Well…it is Day Six of the Spring Marathon Training Season and I am feeling overwhelmed, unworthy, frustrated and anxious – which puts me right about where I thought I would be!
Why am I feeling this way? Well, for starters I cut my very first training run of the season short (by three miles!) I also completely blew-off my Tuesday night training run “Why, yes! I would MUCH rather eat soft pretzels, drink beer and watch my kids do the Chicken Dance at the Hofbrauhaus than run five miles in 20-degree weather.”
But it’s more than that… marathon training is hard, and I don’t mean physically hard. I mean mentally, logistically and emotionally hard. And then you add spouses and children in to them mix & forget about it…
I cannot tell you how many girlfriends I have heard say some form of the following statement to me, “I really want to train to run a marathon, but I just can’t do it with the kids right now. It’s too much.”
As a wife and mother myself, I empathize with these friends. I remember my first training season. And how nobody told me that unspoken aspect of the marathon… it will take a toll on your relationships.
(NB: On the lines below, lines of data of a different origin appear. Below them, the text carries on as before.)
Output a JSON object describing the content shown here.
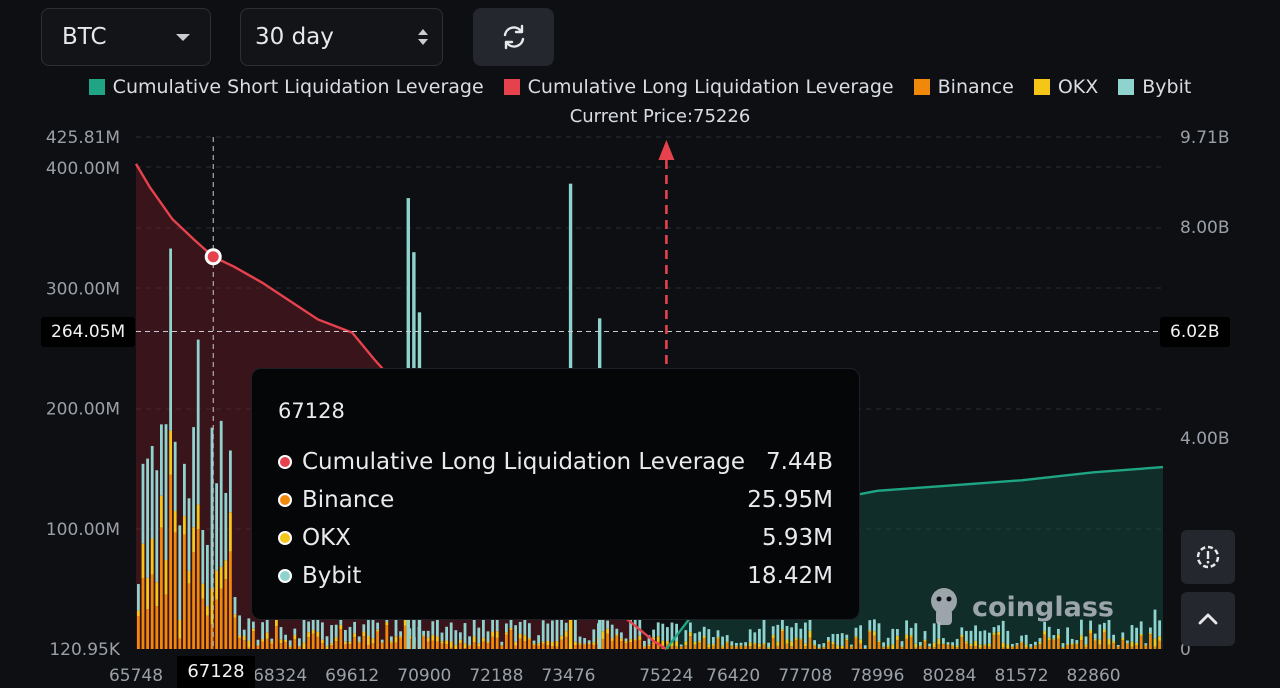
{
  "controls": {
    "coin": "BTC",
    "period": "30 day"
  },
  "legend": [
    {
      "label": "Cumulative Short Liquidation Leverage",
      "color": "#1fa584"
    },
    {
      "label": "Cumulative Long Liquidation Leverage",
      "color": "#e5424d"
    },
    {
      "label": "Binance",
      "color": "#f0890b"
    },
    {
      "label": "OKX",
      "color": "#f5c518"
    },
    {
      "label": "Bybit",
      "color": "#8fd3cf"
    }
  ],
  "current_price": {
    "label": "Current Price:",
    "value": "75226"
  },
  "crosshair": {
    "left_value": "264.05M",
    "right_value": "6.02B",
    "x_value": "67128"
  },
  "tooltip": {
    "title": "67128",
    "rows": [
      {
        "label": "Cumulative Long Liquidation Leverage",
        "value": "7.44B",
        "color": "#e5424d"
      },
      {
        "label": "Binance",
        "value": "25.95M",
        "color": "#f0890b"
      },
      {
        "label": "OKX",
        "value": "5.93M",
        "color": "#f5c518"
      },
      {
        "label": "Bybit",
        "value": "18.42M",
        "color": "#8fd3cf"
      }
    ]
  },
  "watermark": "coinglass",
  "chart_data": {
    "type": "bar",
    "x_ticks": [
      "65748",
      "67128",
      "68324",
      "69612",
      "70900",
      "72188",
      "73476",
      "75224",
      "76420",
      "77708",
      "78996",
      "80284",
      "81572",
      "82860"
    ],
    "x_range": [
      65748,
      84100
    ],
    "left_axis": {
      "ticks": [
        "120.95K",
        "100.00M",
        "200.00M",
        "300.00M",
        "400.00M",
        "425.81M"
      ],
      "range": [
        0,
        425810000
      ]
    },
    "right_axis": {
      "ticks": [
        "0",
        "4.00B",
        "8.00B",
        "9.71B"
      ],
      "range": [
        0,
        9710000000
      ]
    },
    "current_price": 75226,
    "long_cumulative": {
      "name": "Cumulative Long Liquidation Leverage",
      "x": [
        65748,
        66000,
        66400,
        66800,
        67128,
        67500,
        68000,
        68500,
        69000,
        69612,
        70000,
        70500,
        71000,
        71500,
        72000,
        72500,
        73000,
        73476,
        74000,
        74600,
        75000,
        75224
      ],
      "y": [
        9.2,
        8.75,
        8.15,
        7.75,
        7.44,
        7.25,
        6.95,
        6.6,
        6.25,
        6.0,
        5.5,
        4.9,
        4.35,
        3.8,
        3.2,
        2.6,
        2.0,
        1.5,
        1.0,
        0.5,
        0.15,
        0.0
      ]
    },
    "short_cumulative": {
      "name": "Cumulative Short Liquidation Leverage",
      "x": [
        75224,
        75800,
        76420,
        77000,
        77708,
        78500,
        78996,
        80284,
        81572,
        82860,
        84100
      ],
      "y": [
        0.0,
        0.8,
        1.3,
        1.9,
        2.6,
        2.9,
        3.0,
        3.1,
        3.2,
        3.35,
        3.45
      ]
    },
    "tall_bars": [
      {
        "x": 70610,
        "binance": 0,
        "okx": 0,
        "bybit": 375000000
      },
      {
        "x": 70710,
        "binance": 0,
        "okx": 0,
        "bybit": 330000000
      },
      {
        "x": 70810,
        "binance": 0,
        "okx": 0,
        "bybit": 280000000
      },
      {
        "x": 73510,
        "binance": 0,
        "okx": 25000000,
        "bybit": 362000000
      },
      {
        "x": 74030,
        "binance": 0,
        "okx": 0,
        "bybit": 275000000
      }
    ]
  }
}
And how could it not? Long runs every Saturday mean that once you get up into longer mileage, you’ll be away from home somewhere between four and six hours (depending on mileage, pace and how far away from home you’re running.) For me, I drive about thirty miles one way to run, I’m in one of the slowest pace groups, and I like to get in that last twenty-two mile training run that some runners skip. So, on the last long run I’ll leave my house around 5:30 in the morning and I won’t get home until around noon. At which point my husband will be ready to get out of the house alone…but all I will want to do is take an ice bath (which I’ll blog about later) and take a nap. By the time I feel like a normal human again, it’s 5:30 in the evening and my entire day has been consumed by running. And this isn’t a one-time deal. It rolls into weeknight training runs, cross-training sessions at the gym, late-night yoga classes…all while trying to juggle work, kids, housework – and don’t forget about that person you’re suppose to love, honor and cherish.
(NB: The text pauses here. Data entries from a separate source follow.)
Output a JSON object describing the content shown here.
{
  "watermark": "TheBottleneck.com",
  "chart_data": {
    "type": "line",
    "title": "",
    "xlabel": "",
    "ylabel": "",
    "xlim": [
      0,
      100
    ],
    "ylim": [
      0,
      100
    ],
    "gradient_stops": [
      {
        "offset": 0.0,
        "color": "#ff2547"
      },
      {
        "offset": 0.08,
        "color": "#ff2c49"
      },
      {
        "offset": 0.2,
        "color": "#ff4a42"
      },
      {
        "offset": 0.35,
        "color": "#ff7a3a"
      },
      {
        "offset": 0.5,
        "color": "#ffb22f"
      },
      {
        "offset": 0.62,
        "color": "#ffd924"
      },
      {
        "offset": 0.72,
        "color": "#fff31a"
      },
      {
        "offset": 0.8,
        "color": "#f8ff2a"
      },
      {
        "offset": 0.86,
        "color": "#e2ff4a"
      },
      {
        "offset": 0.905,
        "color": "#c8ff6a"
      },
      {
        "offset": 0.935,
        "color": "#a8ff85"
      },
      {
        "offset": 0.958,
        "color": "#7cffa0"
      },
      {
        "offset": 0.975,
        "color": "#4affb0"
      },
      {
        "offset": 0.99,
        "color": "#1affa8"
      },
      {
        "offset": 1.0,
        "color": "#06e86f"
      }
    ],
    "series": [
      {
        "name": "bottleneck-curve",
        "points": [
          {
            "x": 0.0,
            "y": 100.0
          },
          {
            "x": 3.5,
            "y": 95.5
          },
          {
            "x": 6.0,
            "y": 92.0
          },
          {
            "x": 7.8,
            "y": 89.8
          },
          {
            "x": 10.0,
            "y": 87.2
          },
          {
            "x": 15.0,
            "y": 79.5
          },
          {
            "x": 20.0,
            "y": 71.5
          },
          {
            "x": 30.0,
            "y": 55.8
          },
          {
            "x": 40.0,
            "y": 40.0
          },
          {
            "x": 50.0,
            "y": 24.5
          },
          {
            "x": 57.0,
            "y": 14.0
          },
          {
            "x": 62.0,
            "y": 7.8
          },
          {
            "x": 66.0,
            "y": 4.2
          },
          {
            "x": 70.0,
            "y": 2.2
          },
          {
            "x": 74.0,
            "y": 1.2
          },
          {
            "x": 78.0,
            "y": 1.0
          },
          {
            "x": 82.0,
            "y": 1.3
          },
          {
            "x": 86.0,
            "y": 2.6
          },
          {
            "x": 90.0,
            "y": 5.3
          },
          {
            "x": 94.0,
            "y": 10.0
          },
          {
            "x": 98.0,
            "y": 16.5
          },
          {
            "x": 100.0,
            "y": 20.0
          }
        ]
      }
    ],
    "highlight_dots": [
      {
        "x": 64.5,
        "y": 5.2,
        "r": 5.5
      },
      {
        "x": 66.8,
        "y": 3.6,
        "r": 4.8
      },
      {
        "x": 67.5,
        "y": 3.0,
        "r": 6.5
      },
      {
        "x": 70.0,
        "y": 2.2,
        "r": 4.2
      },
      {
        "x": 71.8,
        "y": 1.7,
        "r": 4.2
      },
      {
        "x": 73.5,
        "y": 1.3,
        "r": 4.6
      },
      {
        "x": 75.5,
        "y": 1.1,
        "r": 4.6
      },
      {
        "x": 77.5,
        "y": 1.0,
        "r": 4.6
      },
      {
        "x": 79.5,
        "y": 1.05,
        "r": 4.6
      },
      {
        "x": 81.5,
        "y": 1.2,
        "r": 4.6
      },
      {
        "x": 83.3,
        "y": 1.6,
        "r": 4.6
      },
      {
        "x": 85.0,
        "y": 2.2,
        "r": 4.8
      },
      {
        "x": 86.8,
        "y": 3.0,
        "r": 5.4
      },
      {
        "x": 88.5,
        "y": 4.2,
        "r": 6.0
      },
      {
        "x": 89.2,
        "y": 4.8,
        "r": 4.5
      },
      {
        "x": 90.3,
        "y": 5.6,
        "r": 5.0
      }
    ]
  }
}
But the feminist inside of me (she’s not a full-grown feminist…more like a child-size feminist, but she’s still there) wants to take these friends by the shoulders and shake them! I want to yell at them, “You cannot put your own life on hold! You have the right to run a marathon if you want to…especially when you have a perfectly able-bodied husband at home who equally agreed to – and participated in – the creation of said children!”
But, like I said above, training to run a marathon is more of a mental test than a physical battle & if a person isn’t committed 110 percent to making it happen, then they won’t make it happen…so I save my breath. (I’ll need it out on the road, anyway.)
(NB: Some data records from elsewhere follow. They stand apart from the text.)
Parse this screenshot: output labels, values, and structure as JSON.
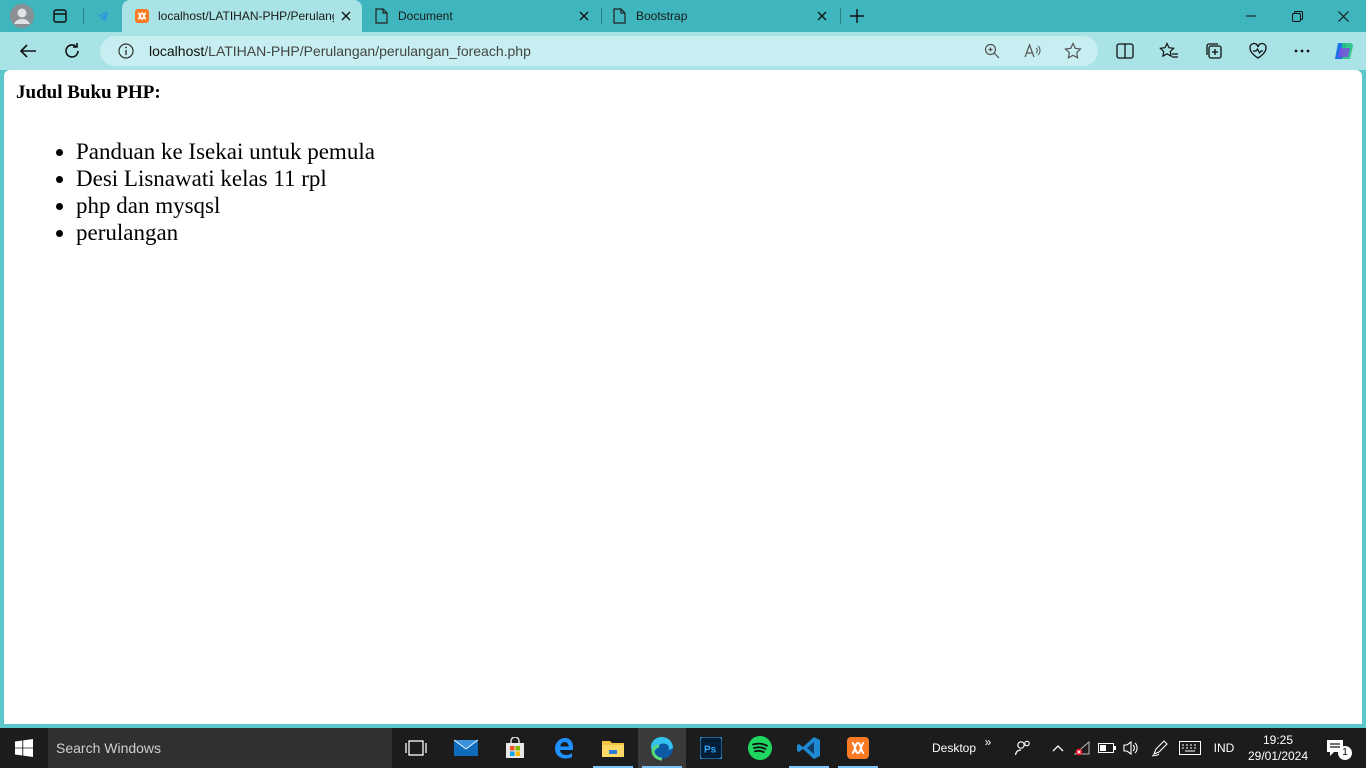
{
  "browser": {
    "tabs": [
      {
        "title": "localhost/LATIHAN-PHP/Perulangan/perulangan_foreach.php",
        "active": true,
        "icon": "xampp-icon"
      },
      {
        "title": "Document",
        "active": false,
        "icon": "page-icon"
      },
      {
        "title": "Bootstrap",
        "active": false,
        "icon": "page-icon"
      }
    ],
    "url_host": "localhost",
    "url_path": "/LATIHAN-PHP/Perulangan/perulangan_foreach.php"
  },
  "page": {
    "heading": "Judul Buku PHP:",
    "items": [
      "Panduan ke Isekai untuk pemula",
      "Desi Lisnawati kelas 11 rpl",
      "php dan mysqsl",
      "perulangan"
    ]
  },
  "taskbar": {
    "search_placeholder": "Search Windows",
    "desktop_label": "Desktop",
    "language": "IND",
    "time": "19:25",
    "date": "29/01/2024",
    "notification_count": "1"
  },
  "colors": {
    "tab_strip": "#3fb6bd",
    "toolbar": "#a9e3e6",
    "taskbar": "#1c1c1c"
  }
}
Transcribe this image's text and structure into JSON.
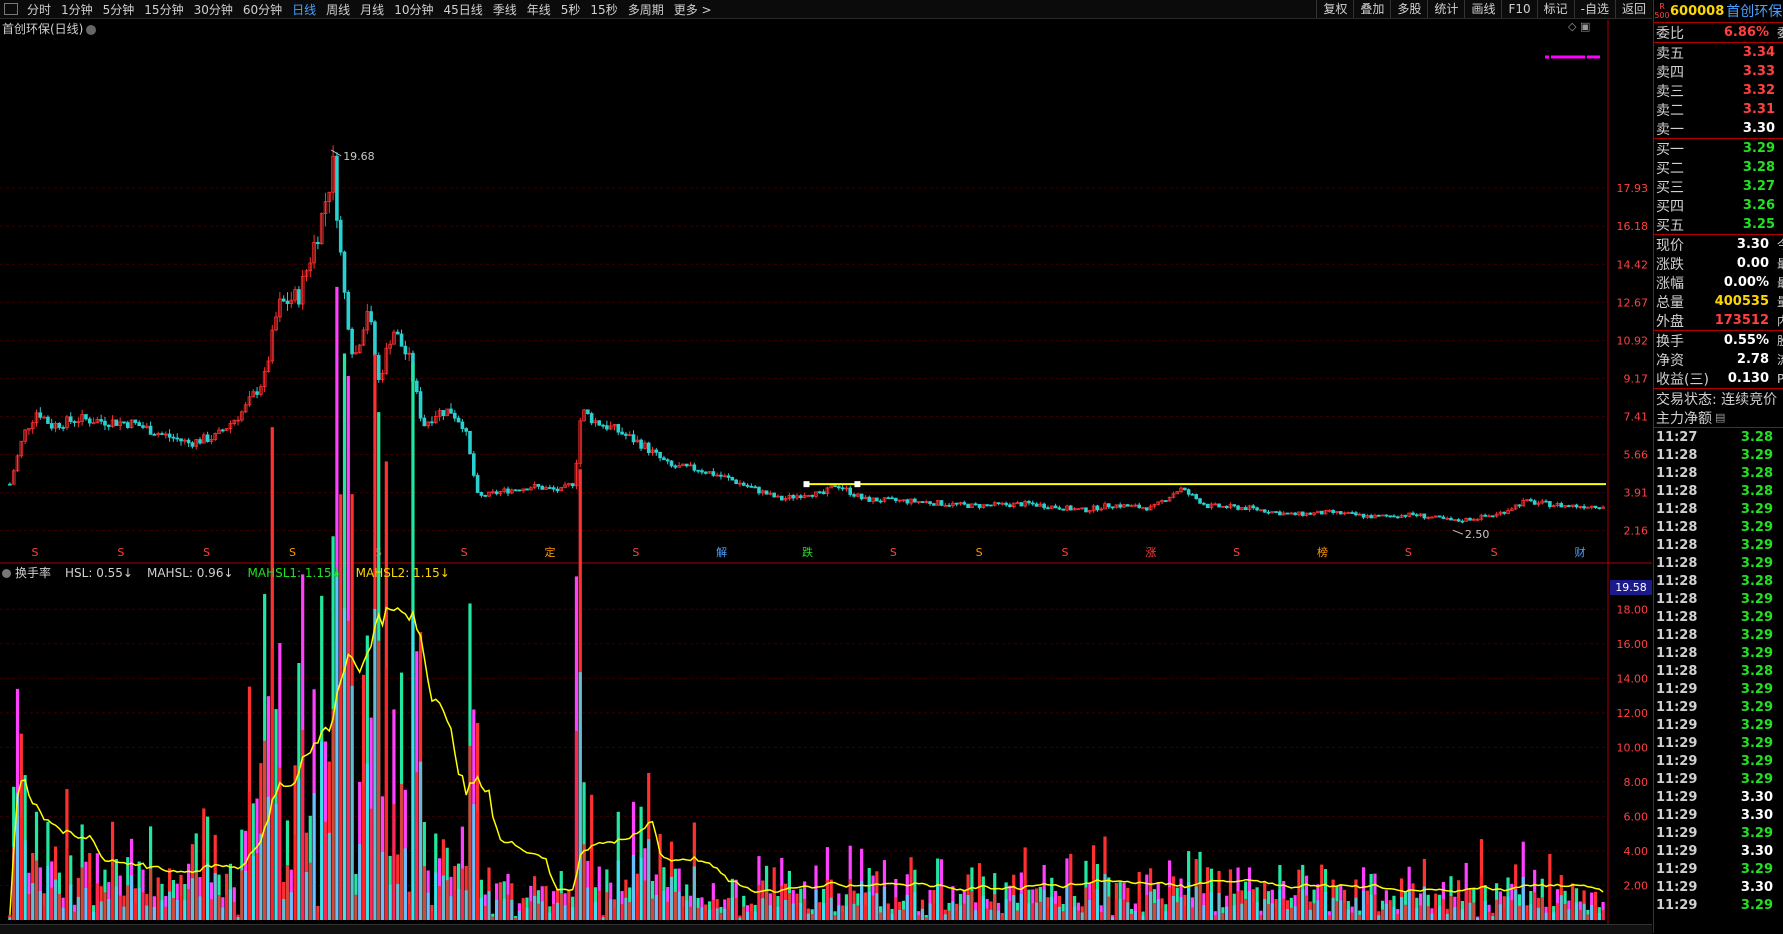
{
  "toolbar": {
    "timeframes": [
      "分时",
      "1分钟",
      "5分钟",
      "15分钟",
      "30分钟",
      "60分钟",
      "日线",
      "周线",
      "月线",
      "10分钟",
      "45日线",
      "季线",
      "年线",
      "5秒",
      "15秒",
      "多周期",
      "更多 >"
    ],
    "active": "日线",
    "tools": [
      "复权",
      "叠加",
      "多股",
      "统计",
      "画线",
      "F10",
      "标记",
      "-自选",
      "返回"
    ]
  },
  "chart": {
    "title": "首创环保(日线)",
    "high_label": "19.68",
    "low_label": "2.50",
    "price_axis": [
      "17.93",
      "16.18",
      "14.42",
      "12.67",
      "10.92",
      "9.17",
      "7.41",
      "5.66",
      "3.91",
      "2.16"
    ],
    "event_markers": [
      {
        "text": "S",
        "color": "#ff4040"
      },
      {
        "text": "S",
        "color": "#ff4040"
      },
      {
        "text": "S",
        "color": "#ff4040"
      },
      {
        "text": "S",
        "color": "#ff9900"
      },
      {
        "text": "S",
        "color": "#ff4040"
      },
      {
        "text": "S",
        "color": "#ff4040"
      },
      {
        "text": "定",
        "color": "#ff9900"
      },
      {
        "text": "S",
        "color": "#ff4040"
      },
      {
        "text": "解",
        "color": "#4aa0ff"
      },
      {
        "text": "跌",
        "color": "#22e022"
      },
      {
        "text": "S",
        "color": "#ff4040"
      },
      {
        "text": "S",
        "color": "#ff9900"
      },
      {
        "text": "S",
        "color": "#ff4040"
      },
      {
        "text": "涨",
        "color": "#ff4040"
      },
      {
        "text": "S",
        "color": "#ff4040"
      },
      {
        "text": "榜",
        "color": "#ff9900"
      },
      {
        "text": "S",
        "color": "#ff4040"
      },
      {
        "text": "S",
        "color": "#ff4040"
      },
      {
        "text": "财",
        "color": "#4aa0ff"
      }
    ],
    "support_line_price": 4.3
  },
  "indicator": {
    "name": "换手率",
    "items": [
      {
        "text": "HSL: 0.55↓",
        "color": "#d0d0d0"
      },
      {
        "text": "MAHSL: 0.96↓",
        "color": "#d0d0d0"
      },
      {
        "text": "MAHSL1: 1.15↓",
        "color": "#22e022"
      },
      {
        "text": "MAHSL2: 1.15↓",
        "color": "#ffd700"
      }
    ],
    "axis": [
      "18.00",
      "16.00",
      "14.00",
      "12.00",
      "10.00",
      "8.00",
      "6.00",
      "4.00",
      "2.00"
    ],
    "axis_max_badge": "19.58"
  },
  "quote": {
    "r_badge": "R\n500",
    "code": "600008",
    "name": "首创环保",
    "weibi": {
      "label": "委比",
      "value": "6.86%",
      "ext": "委"
    },
    "asks": [
      {
        "label": "卖五",
        "price": "3.34"
      },
      {
        "label": "卖四",
        "price": "3.33"
      },
      {
        "label": "卖三",
        "price": "3.32"
      },
      {
        "label": "卖二",
        "price": "3.31"
      },
      {
        "label": "卖一",
        "price": "3.30"
      }
    ],
    "bids": [
      {
        "label": "买一",
        "price": "3.29"
      },
      {
        "label": "买二",
        "price": "3.28"
      },
      {
        "label": "买三",
        "price": "3.27"
      },
      {
        "label": "买四",
        "price": "3.26"
      },
      {
        "label": "买五",
        "price": "3.25"
      }
    ],
    "stats1": [
      {
        "label": "现价",
        "value": "3.30",
        "color": "white",
        "ext": "今"
      },
      {
        "label": "涨跌",
        "value": "0.00",
        "color": "white",
        "ext": "最"
      },
      {
        "label": "涨幅",
        "value": "0.00%",
        "color": "white",
        "ext": "最"
      },
      {
        "label": "总量",
        "value": "400535",
        "color": "yellow",
        "ext": "量"
      },
      {
        "label": "外盘",
        "value": "173512",
        "color": "red",
        "ext": "内"
      }
    ],
    "stats2": [
      {
        "label": "换手",
        "value": "0.55%",
        "color": "white",
        "ext": "股"
      },
      {
        "label": "净资",
        "value": "2.78",
        "color": "white",
        "ext": "流"
      },
      {
        "label": "收益(三)",
        "value": "0.130",
        "color": "white",
        "ext": "P"
      }
    ],
    "status": "交易状态: 连续竞价",
    "main_flow": "主力净额",
    "ticks": [
      {
        "t": "11:27",
        "p": "3.28",
        "c": "green"
      },
      {
        "t": "11:28",
        "p": "3.29",
        "c": "green"
      },
      {
        "t": "11:28",
        "p": "3.28",
        "c": "green"
      },
      {
        "t": "11:28",
        "p": "3.28",
        "c": "green"
      },
      {
        "t": "11:28",
        "p": "3.29",
        "c": "green"
      },
      {
        "t": "11:28",
        "p": "3.29",
        "c": "green"
      },
      {
        "t": "11:28",
        "p": "3.29",
        "c": "green"
      },
      {
        "t": "11:28",
        "p": "3.29",
        "c": "green"
      },
      {
        "t": "11:28",
        "p": "3.28",
        "c": "green"
      },
      {
        "t": "11:28",
        "p": "3.29",
        "c": "green"
      },
      {
        "t": "11:28",
        "p": "3.29",
        "c": "green"
      },
      {
        "t": "11:28",
        "p": "3.29",
        "c": "green"
      },
      {
        "t": "11:28",
        "p": "3.29",
        "c": "green"
      },
      {
        "t": "11:28",
        "p": "3.28",
        "c": "green"
      },
      {
        "t": "11:29",
        "p": "3.29",
        "c": "green"
      },
      {
        "t": "11:29",
        "p": "3.29",
        "c": "green"
      },
      {
        "t": "11:29",
        "p": "3.29",
        "c": "green"
      },
      {
        "t": "11:29",
        "p": "3.29",
        "c": "green"
      },
      {
        "t": "11:29",
        "p": "3.29",
        "c": "green"
      },
      {
        "t": "11:29",
        "p": "3.29",
        "c": "green"
      },
      {
        "t": "11:29",
        "p": "3.30",
        "c": "white"
      },
      {
        "t": "11:29",
        "p": "3.30",
        "c": "white"
      },
      {
        "t": "11:29",
        "p": "3.29",
        "c": "green"
      },
      {
        "t": "11:29",
        "p": "3.30",
        "c": "white"
      },
      {
        "t": "11:29",
        "p": "3.29",
        "c": "green"
      },
      {
        "t": "11:29",
        "p": "3.30",
        "c": "white"
      },
      {
        "t": "11:29",
        "p": "3.29",
        "c": "green"
      }
    ]
  }
}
But for my fellow mommies who have made the decision to train for a marathon, here are a few pieces of advice that I’ve learned along the way.
1) Know going into this process that it will be mentally and emotionally difficult! And, be okay with that fact. You will have to change your training schedule to make it to school recitals, and work meetings and evening dinners with your family at the Hofbrauhaus… and that’s okay! I would never… I will never put anything before my family! But that doesn’t mean I can’t run a marathon. It just means my training schedule won’t look like everyone else’s.
2) Throw your training schedule in the garbage…but take a picture on your phone before you do. Use your training schedule as a guide to lead you through this process, but know that you can veer off the schedule and jump back on whenever it works for you. DO NOT LIVE AND DIE BY THE SCHEDULE!!!! I ran my second marathon faster than my first, and I trained through an injury logging way fewer miles than I did the first time.
3) Do not EVER under any circumstances feel guilty about what you are doing! Yes, you are missing Saturday mornings with your family for a few months…But trust me, your children will learn more about dedication, hard-work and perseverance by watching you over the next four months than they would sitting on the couch with you watching cartoons or folding laundry or whatever other mundane tasks you’d be doing.
4) And your spouse… This will be a voyage for them too. Be understanding of their feelings. Hear them when they are frustrated. Tell them how much you appreciate their support. And know, even when they are telling you that, “They don’t ever want you to do this again!!!!” that they will be smiling bigger than anyone else when you cross that finish line!
5) Don’t be so hard on yourself! (I know, I’m one to talk considering I just told you how I’m feeling overwhelmed, exhausted and unworthy today…) But I know that is only how I’m feeling right now…And I know that I am really strong and that I can one-hundred-percent do this!!! And I know I won’t be at every long run, and I know I won’t cross-train nearly as much as I should…But I will finish this race – in my own way and on my own schedule! And you will too!!!!